[App and web page records]

☆ ☆ ☆

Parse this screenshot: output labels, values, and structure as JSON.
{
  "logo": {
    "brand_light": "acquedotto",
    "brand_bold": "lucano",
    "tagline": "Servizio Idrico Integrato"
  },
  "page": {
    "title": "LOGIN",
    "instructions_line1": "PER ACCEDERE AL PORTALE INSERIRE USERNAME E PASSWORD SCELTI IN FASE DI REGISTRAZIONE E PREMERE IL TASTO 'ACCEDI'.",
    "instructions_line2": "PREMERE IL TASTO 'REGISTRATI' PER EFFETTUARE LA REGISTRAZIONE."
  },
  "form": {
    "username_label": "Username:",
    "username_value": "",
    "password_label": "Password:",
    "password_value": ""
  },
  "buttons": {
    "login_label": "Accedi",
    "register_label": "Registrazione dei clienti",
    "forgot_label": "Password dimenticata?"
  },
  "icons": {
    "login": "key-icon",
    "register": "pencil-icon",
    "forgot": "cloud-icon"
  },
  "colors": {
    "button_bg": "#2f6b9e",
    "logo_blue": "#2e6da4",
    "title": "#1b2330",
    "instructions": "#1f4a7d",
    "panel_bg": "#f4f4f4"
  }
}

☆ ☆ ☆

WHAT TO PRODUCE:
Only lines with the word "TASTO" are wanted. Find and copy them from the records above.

OUTPUT OF THE TASK:
    "instructions_line1": "PER ACCEDERE AL PORTALE INSERIRE USERNAME E PASSWORD SCELTI IN FASE DI REGISTRAZIONE E PREMERE IL TASTO 'ACCEDI'.",
    "instructions_line2": "PREMERE IL TASTO 'REGISTRATI' PER EFFETTUARE LA REGISTRAZIONE."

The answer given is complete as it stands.